Print dies and an engraver’s View of Canada
In 2012, BA International Inc., formerly known as the British American Bank Note Company (BABN), closed its doors on Gladstone Avenue in Ottawa, ending a tradition of security printing in Canada dating back to 1866. Founded in Montréal by George Burland and W.C. Smillie, BABN was one of Canada’s principal security printers, producing secure documents for government and commercial clients alike. Products included passports, bank notes, share certificates, bonds, stamps and lottery tickets to name but a few.
In May 2013, staff of the Bank of Canada Museum visited BABN and were able to select for the National Currency Collection more than 650 steel dies (small, engraved metal or “intaglio” plates) and other production tools formerly used by the company to prepare the intaglio printing plates. The group included machine etched borders or lathework and numerals or counters. But the bulk of the selection consisted of hand engraved images of landscapes and people. Most are quite small, measuring roughly four by three inches. These were the heart of the security printer’s trade.
Traditionally, the intaglio printing process put the “security” in security printing. Commercial printing techniques could not match exactly the tactile feel of raised ink transferred under pressure from steel plates incised with intricate and artistic designs.
We thank BA International and their parent company Giesecke & Devrient for their generous donation to the National Currency Collection. It is deeply appreciated. These tools are not only an important link to BABN and the many government and commercial contracts it handled in times of peace and adversity, but also a testament to the beauty of the engraver’s art. What’s more, they are a record of times past through which we catch glimpses of the march of time in Canada.
In 1812, British North America had no banks and little currency. With the prospect of war drying up supplies of coins, the government of Lower Canada decided to issue legal tender notes called “army bills” to pay for troops and supplies.
What was proposed was a complete about-face from the philosophy behind recent security printing. If photocopiers could easily deal with the colours and designs of the current series, then the next series should be bold and simple.
From windmills and solar panels to electric cars, signs of the green economy are all around us. Check out our resources for how to teach about the green economy.
Introduce important financial skills to your children, and help them plan for their futures with free resources from the Bank of Canada Museum and others.
COVID-19 has had an unprecedented effect on the economy: closing businesses, driving down demand and interrupting supplies.

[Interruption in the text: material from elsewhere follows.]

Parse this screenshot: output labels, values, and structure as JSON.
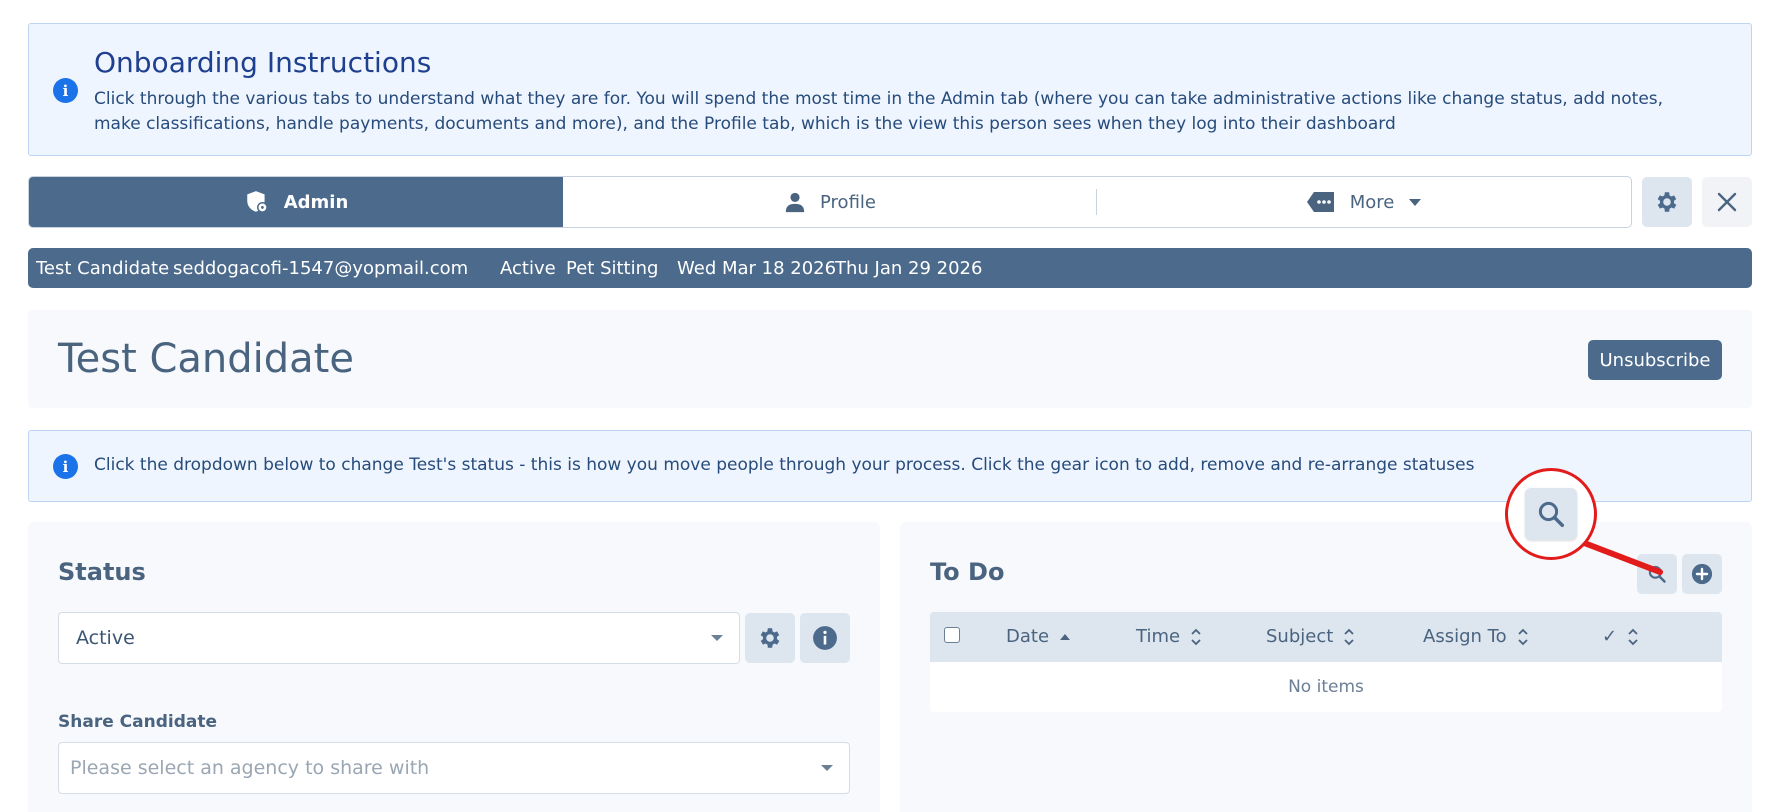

With news stories and popular culture addressing inflation and supply chain issues, now is the perfect time to explain this key economic concept to your high school students.
Few of us have ever met her, and it’s likely none of us are even remotely related to her. Yet, Canadians have carried her picture in their wallets for generations now. She’s Queen Elizabeth II and has been our monarch for over 70 years.
The Bank of Canada Museum is responsible for the National Currency Collection, and part of its mandate is to foster and develop that collection. Despite the challenges of collecting during a pandemic, curators at the Bank of Canada Museum have acquired some unique artifacts—including some that document the pandemic itself.
What is money—when you really stop to think about it? To understand how money works, and what it ultimately represents, we need to strip it down to its very basic function.
The 1911 silver dollar has a history to match its prestige, and it now has a permanent home in the National Currency Collection of the Bank of Canada Museum.
The $20 bill of 1969 was the prototype of the Scenes of Canada note series. Yet, as more notes were designed, the theme—and the $20 note itself—would change.